━━━━━ Records provided ━━━━━

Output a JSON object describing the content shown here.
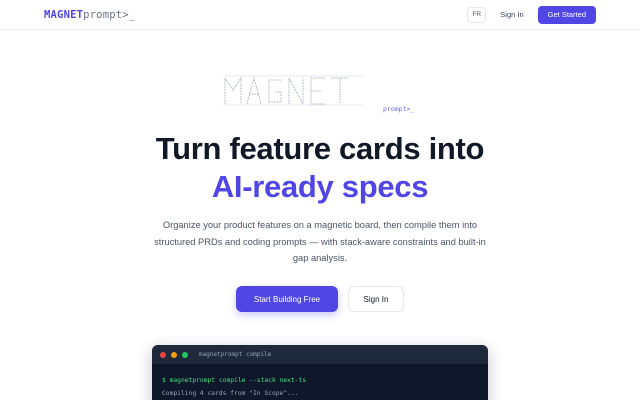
{
  "header": {
    "logo_primary": "MAGNET",
    "logo_secondary": "prompt>_",
    "lang": "FR",
    "signin": "Sign In",
    "get_started": "Get Started"
  },
  "hero": {
    "ascii_sub": "prompt>_",
    "title_line1": "Turn feature cards into",
    "title_line2": "AI-ready specs",
    "subtitle": "Organize your product features on a magnetic board, then compile them into structured PRDs and coding prompts — with stack-aware constraints and built-in gap analysis.",
    "cta_primary": "Start Building Free",
    "cta_secondary": "Sign In"
  },
  "terminal": {
    "title": "magnetprompt compile",
    "command": "$ magnetprompt compile --stack next-ts",
    "output": "Compiling 4 cards from \"In Scope\"..."
  },
  "colors": {
    "brand": "#4f46e5",
    "terminal_bg": "#0f172a",
    "terminal_cmd": "#4ade80"
  }
}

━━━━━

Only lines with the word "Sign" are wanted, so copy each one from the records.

*Response:*
    "signin": "Sign In",
    "cta_secondary": "Sign In"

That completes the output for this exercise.